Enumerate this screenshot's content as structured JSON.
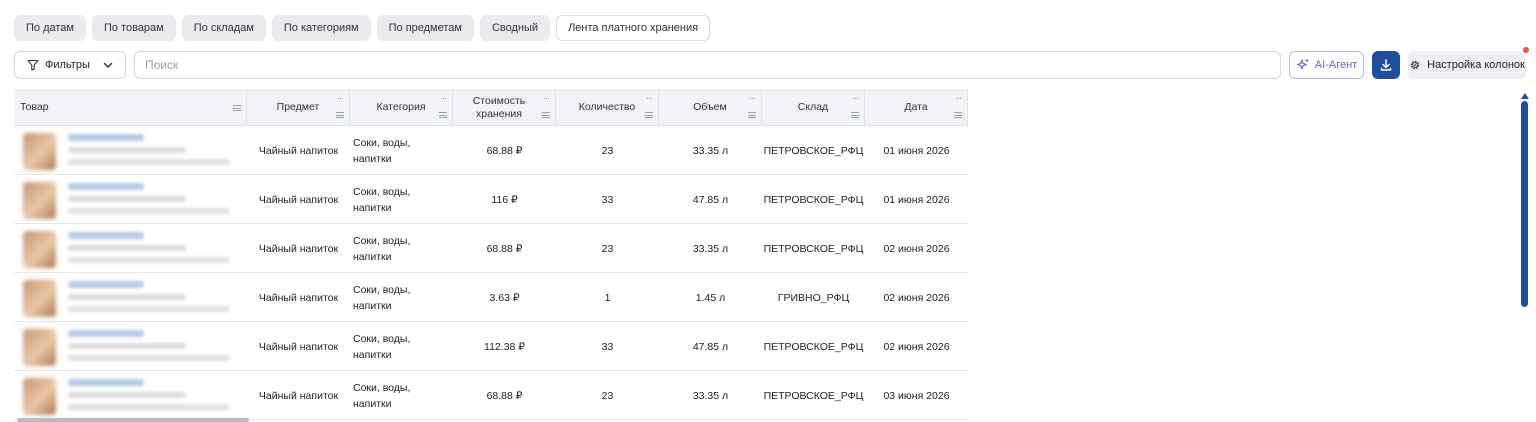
{
  "tabs": [
    {
      "label": "По датам",
      "active": false
    },
    {
      "label": "По товарам",
      "active": false
    },
    {
      "label": "По складам",
      "active": false
    },
    {
      "label": "По категориям",
      "active": false
    },
    {
      "label": "По предметам",
      "active": false
    },
    {
      "label": "Сводный",
      "active": false
    },
    {
      "label": "Лента платного хранения",
      "active": true
    }
  ],
  "toolbar": {
    "filters_label": "Фильтры",
    "search_placeholder": "Поиск",
    "search_value": "",
    "ai_label": "AI-Агент",
    "columns_label": "Настройка колонок"
  },
  "colors": {
    "accent": "#1f4e9c",
    "ai_purple": "#6b5fd3",
    "notification": "#e05757"
  },
  "table": {
    "columns": [
      "Товар",
      "Предмет",
      "Категория",
      "Стоимость хранения",
      "Количество",
      "Объем",
      "Склад",
      "Дата"
    ],
    "rows": [
      {
        "subject": "Чайный напиток",
        "category": "Соки, воды, напитки",
        "cost": "68.88 ₽",
        "qty": "23",
        "volume": "33.35 л",
        "warehouse": "ПЕТРОВСКОЕ_РФЦ",
        "date": "01 июня 2026"
      },
      {
        "subject": "Чайный напиток",
        "category": "Соки, воды, напитки",
        "cost": "116 ₽",
        "qty": "33",
        "volume": "47.85 л",
        "warehouse": "ПЕТРОВСКОЕ_РФЦ",
        "date": "01 июня 2026"
      },
      {
        "subject": "Чайный напиток",
        "category": "Соки, воды, напитки",
        "cost": "68.88 ₽",
        "qty": "23",
        "volume": "33.35 л",
        "warehouse": "ПЕТРОВСКОЕ_РФЦ",
        "date": "02 июня 2026"
      },
      {
        "subject": "Чайный напиток",
        "category": "Соки, воды, напитки",
        "cost": "3.63 ₽",
        "qty": "1",
        "volume": "1.45 л",
        "warehouse": "ГРИВНО_РФЦ",
        "date": "02 июня 2026"
      },
      {
        "subject": "Чайный напиток",
        "category": "Соки, воды, напитки",
        "cost": "112.38 ₽",
        "qty": "33",
        "volume": "47.85 л",
        "warehouse": "ПЕТРОВСКОЕ_РФЦ",
        "date": "02 июня 2026"
      },
      {
        "subject": "Чайный напиток",
        "category": "Соки, воды, напитки",
        "cost": "68.88 ₽",
        "qty": "23",
        "volume": "33.35 л",
        "warehouse": "ПЕТРОВСКОЕ_РФЦ",
        "date": "03 июня 2026"
      }
    ]
  }
}
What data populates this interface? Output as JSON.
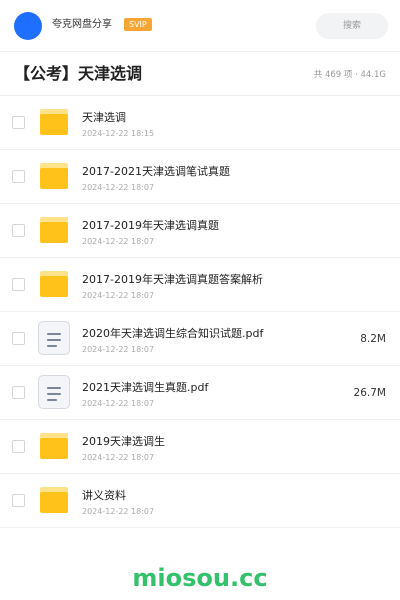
{
  "header": {
    "share_name": "夸克网盘分享",
    "vip_badge": "SVIP",
    "search_placeholder": "搜索",
    "avatar_color": "#1f6fff"
  },
  "folder": {
    "title": "【公考】天津选调",
    "meta": "共 469 项 · 44.1G"
  },
  "files": [
    {
      "name": "天津选调",
      "date": "2024-12-22 18:15",
      "size": "",
      "type": "folder-icon"
    },
    {
      "name": "2017-2021天津选调笔试真题",
      "date": "2024-12-22 18:07",
      "size": "",
      "type": "folder-icon"
    },
    {
      "name": "2017-2019年天津选调真题",
      "date": "2024-12-22 18:07",
      "size": "",
      "type": "folder-icon"
    },
    {
      "name": "2017-2019年天津选调真题答案解析",
      "date": "2024-12-22 18:07",
      "size": "",
      "type": "folder-icon"
    },
    {
      "name": "2020年天津选调生综合知识试题.pdf",
      "date": "2024-12-22 18:07",
      "size": "8.2M",
      "type": "document-icon"
    },
    {
      "name": "2021天津选调生真题.pdf",
      "date": "2024-12-22 18:07",
      "size": "26.7M",
      "type": "document-icon"
    },
    {
      "name": "2019天津选调生",
      "date": "2024-12-22 18:07",
      "size": "",
      "type": "folder-icon"
    },
    {
      "name": "讲义资料",
      "date": "2024-12-22 18:07",
      "size": "",
      "type": "folder-icon"
    }
  ],
  "watermark": "miosou.cc",
  "colors": {
    "folder": "#ffc21a",
    "vip": "#f7a534",
    "watermark": "#33c26b"
  }
}
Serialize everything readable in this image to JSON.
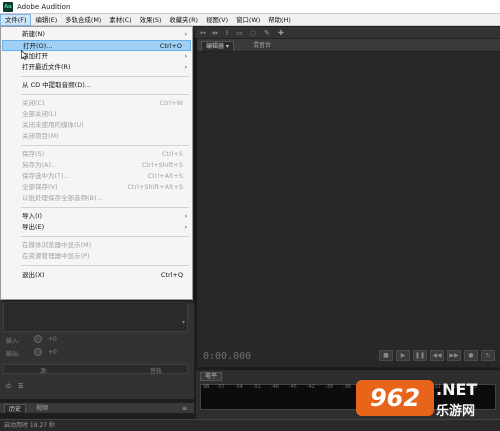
{
  "window": {
    "title": "Adobe Audition",
    "app_icon": "Au"
  },
  "menubar": [
    {
      "label": "文件(F)",
      "active": true
    },
    {
      "label": "编辑(E)"
    },
    {
      "label": "多轨合成(M)"
    },
    {
      "label": "素材(C)"
    },
    {
      "label": "效果(S)"
    },
    {
      "label": "收藏夹(R)"
    },
    {
      "label": "视图(V)"
    },
    {
      "label": "窗口(W)"
    },
    {
      "label": "帮助(H)"
    }
  ],
  "file_menu": {
    "new": {
      "label": "新建(N)"
    },
    "open": {
      "label": "打开(O)...",
      "shortcut": "Ctrl+O"
    },
    "open_append": {
      "label": "追加打开"
    },
    "open_recent": {
      "label": "打开最近文件(R)"
    },
    "extract_cd": {
      "label": "从 CD 中提取音频(D)..."
    },
    "close": {
      "label": "关闭(C)",
      "shortcut": "Ctrl+W"
    },
    "close_all": {
      "label": "全部关闭(L)"
    },
    "close_unused": {
      "label": "关闭未使用的媒体(U)"
    },
    "close_session": {
      "label": "关闭项目(M)"
    },
    "save": {
      "label": "保存(S)",
      "shortcut": "Ctrl+S"
    },
    "save_as": {
      "label": "另存为(A)...",
      "shortcut": "Ctrl+Shift+S"
    },
    "save_selection": {
      "label": "保存选中为(T)...",
      "shortcut": "Ctrl+Alt+S"
    },
    "save_all": {
      "label": "全部保存(V)",
      "shortcut": "Ctrl+Shift+Alt+S"
    },
    "save_all_batch": {
      "label": "以批处理保存全部音频(B)..."
    },
    "import": {
      "label": "导入(I)"
    },
    "export": {
      "label": "导出(E)"
    },
    "reveal_browser": {
      "label": "在媒体浏览器中显示(M)"
    },
    "reveal_explorer": {
      "label": "在资源管理器中显示(P)"
    },
    "exit": {
      "label": "退出(X)",
      "shortcut": "Ctrl+Q"
    }
  },
  "editor": {
    "tabs": [
      {
        "label": "编辑器"
      },
      {
        "label": "混音台"
      }
    ],
    "time": "0:00.000"
  },
  "left_panel": {
    "input_label": "输入:",
    "output_label": "输出:",
    "value_zero_1": "+0",
    "value_zero_2": "+0",
    "side_label": "源:",
    "track_label": "音轨"
  },
  "bottom_tabs": [
    {
      "label": "历史"
    },
    {
      "label": "视频"
    }
  ],
  "levels": {
    "tab": "电平",
    "ticks": [
      "dB",
      "-57",
      "-54",
      "-51",
      "-48",
      "-45",
      "-42",
      "-39",
      "-36",
      "-33",
      "-30",
      "-27",
      "-24",
      "-21",
      "-18",
      "-15"
    ]
  },
  "status": {
    "text": "启动用时 18.27 秒"
  },
  "watermark": {
    "number": "962",
    "domain": ".NET",
    "cn": "乐游网"
  }
}
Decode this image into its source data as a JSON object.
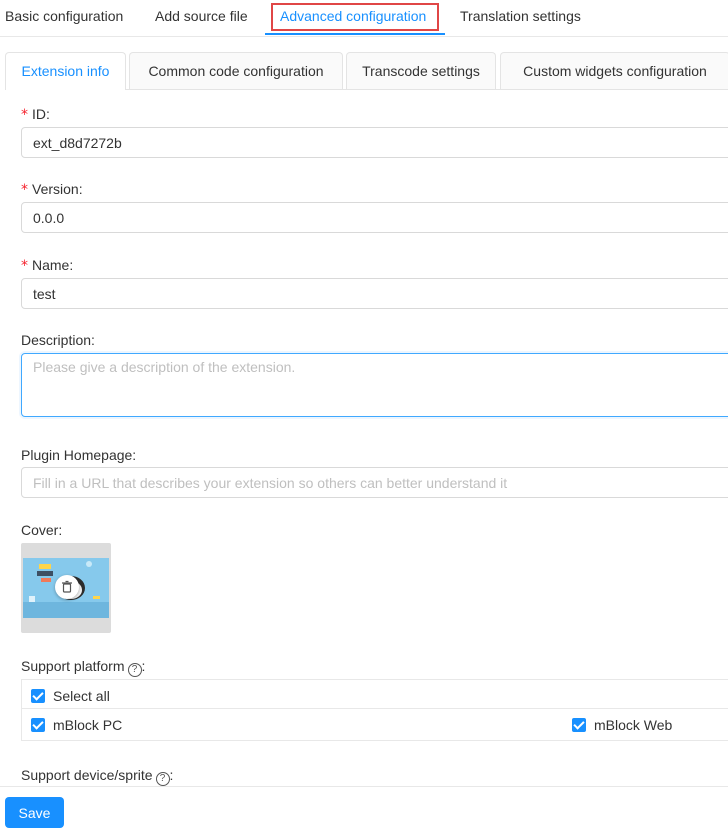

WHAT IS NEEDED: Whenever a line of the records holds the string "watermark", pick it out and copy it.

RESULT OF THIS EXERCISE:
  "watermark": "miosou.cc",
    "watermark": "#33c26b"
  "watermark": {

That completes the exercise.